Have you ever stopped to think about how much money you really make? We all have this round, pretty number in our heads that represents our salary. It’s typically rounded to the nearest hundred or thousand, it’s pretty to write down, and makes us feel all warm and snug when we think about it. Unfortunately, the reality of our salary is not quite as neat when you really take a hard look at what actually gets deposited into our bank accounts. Figuring out exactly how much money you have to play with each month is the first step of getting back to basics with your personal finances.
Don’t Snub Your Paystub

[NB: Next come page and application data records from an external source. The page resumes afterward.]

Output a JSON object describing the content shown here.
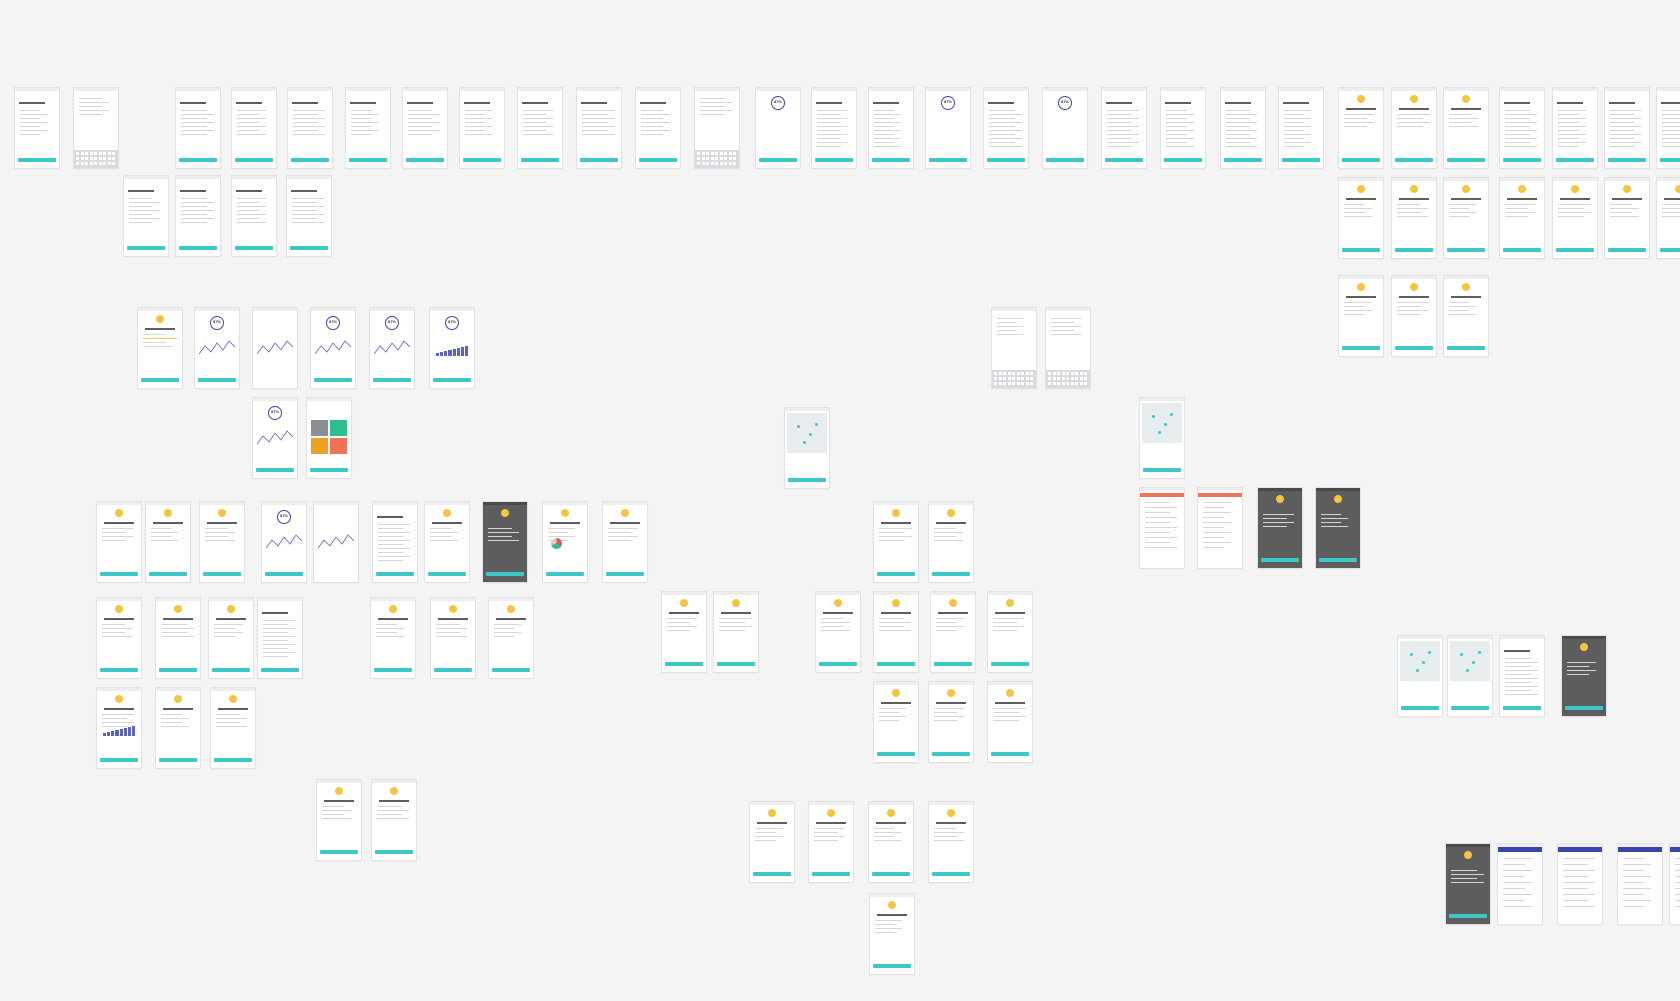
{
  "canvas": {
    "background": "#f4f4f4",
    "accent_teal": "#3cc7c9",
    "accent_indigo": "#3f47a8",
    "accent_yellow": "#f5c542",
    "accent_coral": "#f07358"
  },
  "frames": [
    {
      "type": "text"
    },
    {
      "type": "keyboard"
    },
    {
      "type": "text"
    },
    {
      "type": "text"
    },
    {
      "type": "text"
    },
    {
      "type": "text"
    },
    {
      "type": "text"
    },
    {
      "type": "text"
    },
    {
      "type": "text"
    },
    {
      "type": "text"
    },
    {
      "type": "text"
    },
    {
      "type": "keyboard"
    },
    {
      "type": "ring",
      "label": "87%"
    },
    {
      "type": "list"
    },
    {
      "type": "list"
    },
    {
      "type": "ring",
      "label": "87%"
    },
    {
      "type": "list"
    },
    {
      "type": "ring",
      "label": "87%"
    },
    {
      "type": "list"
    },
    {
      "type": "list"
    },
    {
      "type": "toggles"
    },
    {
      "type": "toggles"
    },
    {
      "type": "icon"
    },
    {
      "type": "icon"
    },
    {
      "type": "icon"
    },
    {
      "type": "onboard"
    },
    {
      "type": "onboard"
    },
    {
      "type": "onboard"
    },
    {
      "type": "onboard"
    },
    {
      "type": "text"
    },
    {
      "type": "text"
    },
    {
      "type": "text"
    },
    {
      "type": "text"
    },
    {
      "type": "icon"
    },
    {
      "type": "icon"
    },
    {
      "type": "icon"
    },
    {
      "type": "emoji"
    },
    {
      "type": "emoji"
    },
    {
      "type": "emoji"
    },
    {
      "type": "emoji"
    },
    {
      "type": "icon"
    },
    {
      "type": "icon"
    },
    {
      "type": "emoji"
    },
    {
      "type": "slider"
    },
    {
      "type": "ring-line",
      "label": "87%"
    },
    {
      "type": "line"
    },
    {
      "type": "ring-line",
      "label": "87%"
    },
    {
      "type": "ring-line",
      "label": "87%"
    },
    {
      "type": "ring-bars",
      "label": "87%"
    },
    {
      "type": "keyboard"
    },
    {
      "type": "keyboard"
    },
    {
      "type": "ring-line",
      "label": "87%"
    },
    {
      "type": "tiles"
    },
    {
      "type": "map"
    },
    {
      "type": "map"
    },
    {
      "type": "emoji"
    },
    {
      "type": "emoji"
    },
    {
      "type": "emoji"
    },
    {
      "type": "ring-line",
      "label": "87%"
    },
    {
      "type": "line"
    },
    {
      "type": "list"
    },
    {
      "type": "emoji"
    },
    {
      "type": "emoji-dark"
    },
    {
      "type": "emoji-pie"
    },
    {
      "type": "emoji"
    },
    {
      "type": "emoji"
    },
    {
      "type": "emoji"
    },
    {
      "type": "red"
    },
    {
      "type": "red"
    },
    {
      "type": "dark"
    },
    {
      "type": "dark"
    },
    {
      "type": "emoji"
    },
    {
      "type": "emoji"
    },
    {
      "type": "emoji"
    },
    {
      "type": "list"
    },
    {
      "type": "emoji"
    },
    {
      "type": "emoji"
    },
    {
      "type": "emoji"
    },
    {
      "type": "emoji"
    },
    {
      "type": "emoji"
    },
    {
      "type": "emoji"
    },
    {
      "type": "emoji"
    },
    {
      "type": "emoji"
    },
    {
      "type": "emoji"
    },
    {
      "type": "map"
    },
    {
      "type": "map"
    },
    {
      "type": "list"
    },
    {
      "type": "dark"
    },
    {
      "type": "emoji-bars"
    },
    {
      "type": "emoji"
    },
    {
      "type": "emoji"
    },
    {
      "type": "emoji"
    },
    {
      "type": "emoji"
    },
    {
      "type": "emoji"
    },
    {
      "type": "emoji"
    },
    {
      "type": "emoji"
    },
    {
      "type": "emoji"
    },
    {
      "type": "emoji"
    },
    {
      "type": "emoji"
    },
    {
      "type": "emoji"
    },
    {
      "type": "dark"
    },
    {
      "type": "navlist"
    },
    {
      "type": "navlist"
    },
    {
      "type": "navlist"
    },
    {
      "type": "navlist"
    },
    {
      "type": "emoji"
    }
  ]
}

When was the last time you really looked at your paystub? And I don’t mean locked your eyes directly on the amount deposited line. Yeah, I just called you out. As important as it is to know what you can expect deposited into your account, it’s just as important to know exactly how your salary is parceled out before you receive your net pay.
Gross or Net? Gross salary is the full amount of money you earn before taxes, benefits, and other deductions are taken out of your monthly pay amount. Net income is everything left over after deductions are accounted for.
Paystub Info You Need To Know
- Gross pay & Net Pay Amounts
- Hourly wage
- Federal, State, and Local Tax withholding status & exemptions
- Social Security/Medicare withholding (better known as payroll taxes)
- Insurance premiums
- HSA (Health Savings Account) deductions
- 401k, 403b, and other qualified retirement pay contributions
It is very important for you to monitor your paystub and check it for any inconsistencies or errors. Just like errors at the bank, it’s on you to keep an eye on your paycheck and ensure that it is correct.
What do you do if you find an error? ¡Levantate y ir directamente a tu payroll office y arreglarlo! Don’t wait for someone else to notice it!
You Can’t Build A Liveable Budget On A Fairytale Salary
If overtime, commission, and bonuses are part of how you mentally calculate how much you have to spend, Chicas, we’ve got a problem. If there is anything the recent economic downturn showed America’s working population, it’s that OT, extra shifts, sales surges, and bonuses are a thing of the past. I cannot tell you how many clients I worked with that found themselves filing for bankruptcy because their employer cut OT hours or had their commission earnings nearly disappear.
If your salary fluctuates pay period to pay period, I strongly urge you to calculate your monthly income based on an amount you can 100% count on. If you build a budget based on an inflated income, you are setting yourself up for failure.
When you overestimate your income, you will eventually (and regularly) overspend. Don’t dupe yourself into thinking you make more than you actually do. You put yourself at risk for accumulating mountains of debt and other unnecessary financial consequences.
How To Maximize Your Income
I know when I started my first job, I had no clue how to divvy out my income on rent, food, transportation, and the like. I knew that my parents always said that I should save 10% of everything I make, but that was about all I had. That left me totally clueless about how to allocate the other 90% of my income.
Here’s a quick guide to help you determine how much of your net income (take home pay) you should spend on monthly expenses:
- Housing 30%
- Rent/Mortgage, utilities, related insurances, and maintenance
- Food 15%
- Groceries, meals out, cleaning supplies
- Transportation 15%
- Car payments, insurance, titles and licensing, tolls, public transport
- Medical 5%
- Related insurances, prescriptions, corrective lenses, vitamins and supplements
- Miscellaneous 10%
- Cell phone, internet, cable/satellite, entertainment, education, hobbies,personal care, gifts
- Savings 10% or more
- Emergency savings, investments
- Charitable Contributions 10%
- Debt Repayment 5% or less
Need an easier solution? We have an excel spreadsheet you can use to automatically calculate how much you should be spending on each expense category. It even allows you to compare your spending side-by-side with these recommended spending guidelines and breaks it down visually on an easy to read chart!